§ **Activity**
Go through the data below. Pull out every line that has the word "Frames".

Dataset rows describing interfaces
>>>>>
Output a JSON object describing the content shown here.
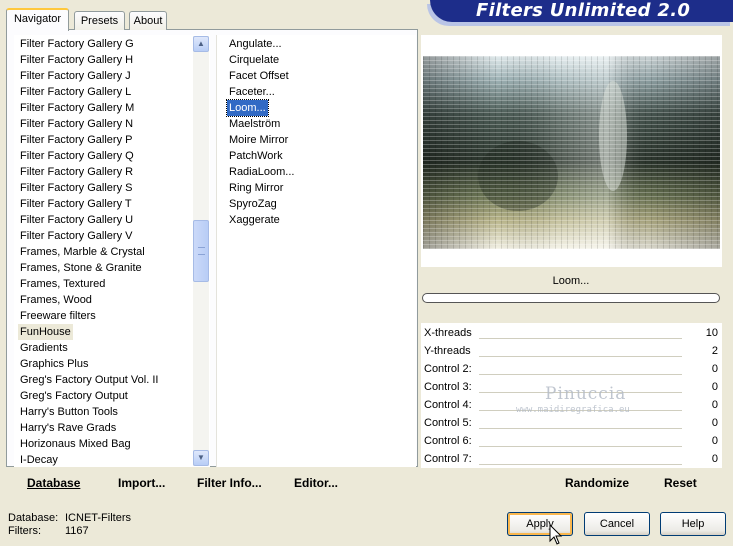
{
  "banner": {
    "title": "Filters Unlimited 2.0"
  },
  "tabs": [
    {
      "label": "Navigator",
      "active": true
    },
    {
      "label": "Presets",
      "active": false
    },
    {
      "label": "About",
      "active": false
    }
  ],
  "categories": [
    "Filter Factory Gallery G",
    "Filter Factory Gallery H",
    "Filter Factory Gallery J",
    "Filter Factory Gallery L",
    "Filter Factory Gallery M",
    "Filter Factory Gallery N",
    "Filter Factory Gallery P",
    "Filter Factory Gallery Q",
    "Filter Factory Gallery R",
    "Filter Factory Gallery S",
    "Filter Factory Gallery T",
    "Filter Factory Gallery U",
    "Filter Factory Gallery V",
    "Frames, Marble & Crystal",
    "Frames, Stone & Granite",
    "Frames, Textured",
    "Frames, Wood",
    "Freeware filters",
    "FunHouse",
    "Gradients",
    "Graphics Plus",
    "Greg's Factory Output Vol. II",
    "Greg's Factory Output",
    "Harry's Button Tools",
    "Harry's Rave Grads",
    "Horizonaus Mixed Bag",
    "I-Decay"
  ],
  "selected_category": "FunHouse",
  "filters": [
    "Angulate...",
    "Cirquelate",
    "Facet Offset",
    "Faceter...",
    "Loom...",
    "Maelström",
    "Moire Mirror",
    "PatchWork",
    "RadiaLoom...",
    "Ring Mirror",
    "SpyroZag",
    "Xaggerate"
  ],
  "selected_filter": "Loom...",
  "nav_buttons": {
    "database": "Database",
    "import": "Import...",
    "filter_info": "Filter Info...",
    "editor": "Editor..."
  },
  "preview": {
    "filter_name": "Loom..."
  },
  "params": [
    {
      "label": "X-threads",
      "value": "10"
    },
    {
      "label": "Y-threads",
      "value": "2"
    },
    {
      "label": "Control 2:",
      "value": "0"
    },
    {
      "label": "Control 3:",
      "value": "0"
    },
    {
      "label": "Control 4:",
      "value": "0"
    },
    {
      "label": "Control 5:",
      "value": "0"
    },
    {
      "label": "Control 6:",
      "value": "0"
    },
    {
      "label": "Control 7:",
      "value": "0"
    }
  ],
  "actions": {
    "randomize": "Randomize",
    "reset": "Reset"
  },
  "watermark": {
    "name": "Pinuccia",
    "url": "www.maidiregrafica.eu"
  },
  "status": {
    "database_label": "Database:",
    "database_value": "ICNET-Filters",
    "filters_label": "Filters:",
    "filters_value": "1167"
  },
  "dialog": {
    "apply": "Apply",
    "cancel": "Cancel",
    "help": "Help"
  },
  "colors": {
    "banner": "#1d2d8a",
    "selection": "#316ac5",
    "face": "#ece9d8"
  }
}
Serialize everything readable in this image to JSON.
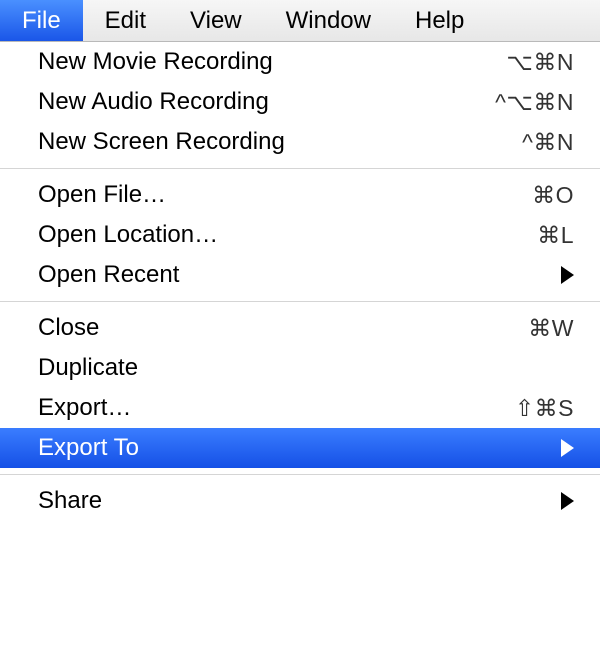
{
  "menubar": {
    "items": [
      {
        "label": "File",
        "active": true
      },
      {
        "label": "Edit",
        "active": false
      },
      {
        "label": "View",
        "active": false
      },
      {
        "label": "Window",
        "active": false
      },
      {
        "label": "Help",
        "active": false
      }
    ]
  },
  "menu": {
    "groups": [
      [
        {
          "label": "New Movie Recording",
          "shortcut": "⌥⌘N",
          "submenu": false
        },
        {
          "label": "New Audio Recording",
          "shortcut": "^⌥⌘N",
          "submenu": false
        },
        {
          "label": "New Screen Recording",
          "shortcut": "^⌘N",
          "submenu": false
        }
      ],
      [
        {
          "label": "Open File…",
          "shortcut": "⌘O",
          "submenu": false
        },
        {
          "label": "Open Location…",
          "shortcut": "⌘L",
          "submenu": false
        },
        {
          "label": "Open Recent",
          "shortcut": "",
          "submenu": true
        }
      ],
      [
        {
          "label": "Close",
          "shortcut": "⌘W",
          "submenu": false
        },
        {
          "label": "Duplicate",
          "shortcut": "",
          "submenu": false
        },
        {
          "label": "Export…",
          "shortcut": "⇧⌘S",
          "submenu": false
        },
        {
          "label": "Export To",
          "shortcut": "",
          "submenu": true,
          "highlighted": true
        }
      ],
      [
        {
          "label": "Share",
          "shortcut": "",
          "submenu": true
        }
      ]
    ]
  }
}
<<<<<
§ **Solution for this task**
    "Frames, Marble & Crystal",
    "Frames, Stone & Granite",
    "Frames, Textured",
    "Frames, Wood",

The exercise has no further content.